Humboldt Square Shopping Center
This shopping center is at the heart of the Daunte Wright protests. The residents and businesses have been impacted by this tragic event. Across the street from the strip mall is the Brooklyn Center police station where protests and civil unrest impacted nearby businesses and residents. However, this community has remained resilient. Some of these businesses have been located at this strip mall for over 38 years. They are the economic backbone of the community. In January 2021, a new owner purchased the strip mall for a low price. There are currently 13 businesses in Humboldt Square with some vacancies remaining. A few updates have been made to the strip mall. However, it is primed for redevelopment and the businesses that remain are at risk for gentrification and displacement. This is a great opportunity for the City of Brooklyn Park and Legislators to support businesses around a shared ownership model to prevent displacement and move towards community wealth building.

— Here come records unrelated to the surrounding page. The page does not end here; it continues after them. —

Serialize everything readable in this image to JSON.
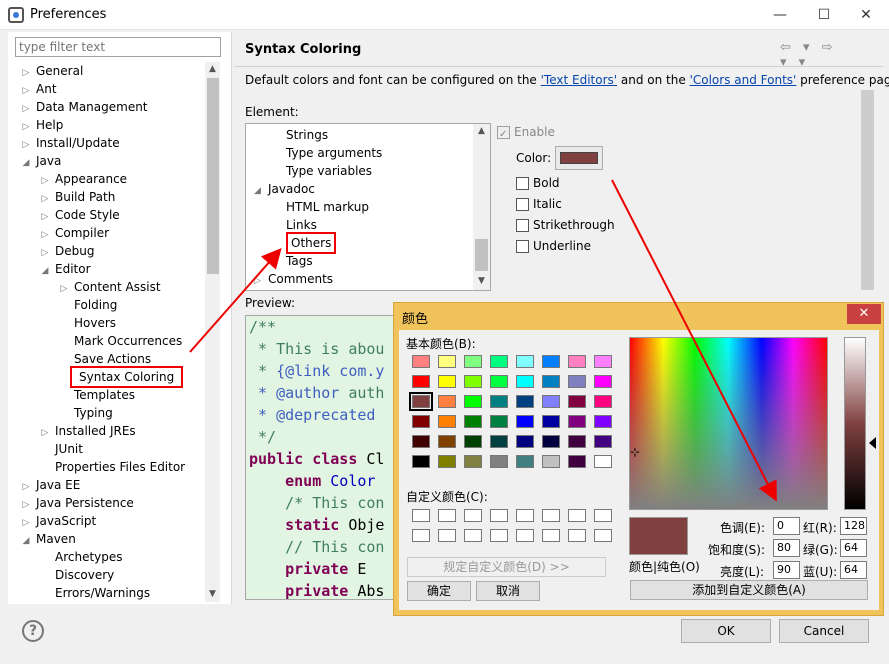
{
  "window": {
    "title": "Preferences",
    "controls": [
      "—",
      "☐",
      "✕"
    ]
  },
  "filter": {
    "placeholder": "type filter text"
  },
  "tree": [
    {
      "label": "General",
      "level": 0,
      "tw": "▷"
    },
    {
      "label": "Ant",
      "level": 0,
      "tw": "▷"
    },
    {
      "label": "Data Management",
      "level": 0,
      "tw": "▷"
    },
    {
      "label": "Help",
      "level": 0,
      "tw": "▷"
    },
    {
      "label": "Install/Update",
      "level": 0,
      "tw": "▷"
    },
    {
      "label": "Java",
      "level": 0,
      "tw": "◢"
    },
    {
      "label": "Appearance",
      "level": 1,
      "tw": "▷"
    },
    {
      "label": "Build Path",
      "level": 1,
      "tw": "▷"
    },
    {
      "label": "Code Style",
      "level": 1,
      "tw": "▷"
    },
    {
      "label": "Compiler",
      "level": 1,
      "tw": "▷"
    },
    {
      "label": "Debug",
      "level": 1,
      "tw": "▷"
    },
    {
      "label": "Editor",
      "level": 1,
      "tw": "◢"
    },
    {
      "label": "Content Assist",
      "level": 2,
      "tw": "▷"
    },
    {
      "label": "Folding",
      "level": 2,
      "tw": ""
    },
    {
      "label": "Hovers",
      "level": 2,
      "tw": ""
    },
    {
      "label": "Mark Occurrences",
      "level": 2,
      "tw": ""
    },
    {
      "label": "Save Actions",
      "level": 2,
      "tw": ""
    },
    {
      "label": "Syntax Coloring",
      "level": 2,
      "tw": "",
      "highlight": true
    },
    {
      "label": "Templates",
      "level": 2,
      "tw": ""
    },
    {
      "label": "Typing",
      "level": 2,
      "tw": ""
    },
    {
      "label": "Installed JREs",
      "level": 1,
      "tw": "▷"
    },
    {
      "label": "JUnit",
      "level": 1,
      "tw": ""
    },
    {
      "label": "Properties Files Editor",
      "level": 1,
      "tw": ""
    },
    {
      "label": "Java EE",
      "level": 0,
      "tw": "▷"
    },
    {
      "label": "Java Persistence",
      "level": 0,
      "tw": "▷"
    },
    {
      "label": "JavaScript",
      "level": 0,
      "tw": "▷"
    },
    {
      "label": "Maven",
      "level": 0,
      "tw": "◢"
    },
    {
      "label": "Archetypes",
      "level": 1,
      "tw": ""
    },
    {
      "label": "Discovery",
      "level": 1,
      "tw": ""
    },
    {
      "label": "Errors/Warnings",
      "level": 1,
      "tw": ""
    }
  ],
  "page": {
    "title": "Syntax Coloring",
    "nav_icons": "⇦ ▾ ⇨ ▾ ▾",
    "desc_pre": "Default colors and font can be configured on the ",
    "desc_link1": "'Text Editors'",
    "desc_mid": " and on the ",
    "desc_link2": "'Colors and Fonts'",
    "desc_post": " preference page.",
    "element_label": "Element:",
    "preview_label": "Preview:"
  },
  "elements": [
    {
      "label": "Strings",
      "indent": 2,
      "tw": ""
    },
    {
      "label": "Type arguments",
      "indent": 2,
      "tw": ""
    },
    {
      "label": "Type variables",
      "indent": 2,
      "tw": ""
    },
    {
      "label": "Javadoc",
      "indent": 1,
      "tw": "◢"
    },
    {
      "label": "HTML markup",
      "indent": 2,
      "tw": ""
    },
    {
      "label": "Links",
      "indent": 2,
      "tw": ""
    },
    {
      "label": "Others",
      "indent": 2,
      "tw": "",
      "highlight": true
    },
    {
      "label": "Tags",
      "indent": 2,
      "tw": ""
    },
    {
      "label": "Comments",
      "indent": 1,
      "tw": "▷"
    }
  ],
  "options": {
    "enable": "Enable",
    "color_label": "Color:",
    "color_value": "#804040",
    "bold": "Bold",
    "italic": "Italic",
    "strikethrough": "Strikethrough",
    "underline": "Underline"
  },
  "preview_lines": [
    [
      {
        "t": "/**",
        "c": "c-com"
      }
    ],
    [
      {
        "t": " * This is abou",
        "c": "c-com"
      }
    ],
    [
      {
        "t": " * ",
        "c": "c-com"
      },
      {
        "t": "{@link com.y",
        "c": "c-doc"
      }
    ],
    [
      {
        "t": " * @author ",
        "c": "c-doc"
      },
      {
        "t": "auth",
        "c": "c-com"
      }
    ],
    [
      {
        "t": " * @deprecated",
        "c": "c-doc"
      }
    ],
    [
      {
        "t": " */",
        "c": "c-com"
      }
    ],
    [
      {
        "t": "public class ",
        "c": "c-kw"
      },
      {
        "t": "Cl",
        "c": ""
      }
    ],
    [
      {
        "t": "    enum ",
        "c": "c-kw"
      },
      {
        "t": "Color",
        "c": "c-blue"
      }
    ],
    [
      {
        "t": "    /* This con",
        "c": "c-com"
      }
    ],
    [
      {
        "t": "    static ",
        "c": "c-kw"
      },
      {
        "t": "Obje",
        "c": ""
      }
    ],
    [
      {
        "t": "    // This con",
        "c": "c-com"
      }
    ],
    [
      {
        "t": "    private ",
        "c": "c-kw"
      },
      {
        "t": "E ",
        "c": ""
      }
    ],
    [
      {
        "t": "    private ",
        "c": "c-kw"
      },
      {
        "t": "Abs",
        "c": ""
      }
    ]
  ],
  "buttons": {
    "ok": "OK",
    "cancel": "Cancel",
    "help": "?"
  },
  "color_dialog": {
    "title": "颜色",
    "basic_label": "基本颜色(B):",
    "custom_label": "自定义颜色(C):",
    "define_custom": "规定自定义颜色(D) >>",
    "ok": "确定",
    "cancel": "取消",
    "solid_label": "颜色|纯色(O)",
    "hue_label": "色调(E):",
    "hue": "0",
    "sat_label": "饱和度(S):",
    "sat": "80",
    "lum_label": "亮度(L):",
    "lum": "90",
    "red_label": "红(R):",
    "red": "128",
    "green_label": "绿(G):",
    "green": "64",
    "blue_label": "蓝(U):",
    "blue": "64",
    "add_custom": "添加到自定义颜色(A)",
    "basic_colors": [
      "#ff8080",
      "#ffff80",
      "#80ff80",
      "#00ff80",
      "#80ffff",
      "#0080ff",
      "#ff80c0",
      "#ff80ff",
      "#ff0000",
      "#ffff00",
      "#80ff00",
      "#00ff40",
      "#00ffff",
      "#0080c0",
      "#8080c0",
      "#ff00ff",
      "#804040",
      "#ff8040",
      "#00ff00",
      "#008080",
      "#004080",
      "#8080ff",
      "#800040",
      "#ff0080",
      "#800000",
      "#ff8000",
      "#008000",
      "#008040",
      "#0000ff",
      "#0000a0",
      "#800080",
      "#8000ff",
      "#400000",
      "#804000",
      "#004000",
      "#004040",
      "#000080",
      "#000040",
      "#400040",
      "#400080",
      "#000000",
      "#808000",
      "#808040",
      "#808080",
      "#408080",
      "#c0c0c0",
      "#400040",
      "#ffffff"
    ],
    "selected_index": 16
  }
}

Handz-on-Barber is a staple of the Humboldt neighborhood. The business owner and operator, Phillip Musa is also the main barber. He has been operating his business for 13 years. Philip became a barber after he was laid off from his construction job. He was encouraged by a friend who owned a barbershop to go to school and become a licensed barber. Discussing with the tour attendees, Mr. Musa described how during the protest surrounding the death of Daunte Wright his barbershop became a refuge for community members against the civil unrest. Handz-on-Barber serves as more than just a barbershop, it is also a community meeting place. Especially on Saturdays, a lot of people come for the haircuts, but most people come for the conversation.
ACER and community partners, and business stakeholders will be bringing forth policy to establish cultural destinations in the northwest suburbs. We hope to lead conversations at the city level, starting with the cities of Crystal, Brooklyn Center, and Brooklyn Park to pass resolutions around these corridors as cultural destinations. This partnership will develop innovative solutions to connect businesses to lasting resources. ACER hopes the state, county, and city, in preparation for the future development of the Blue Line LRT, will come together to support funding for this work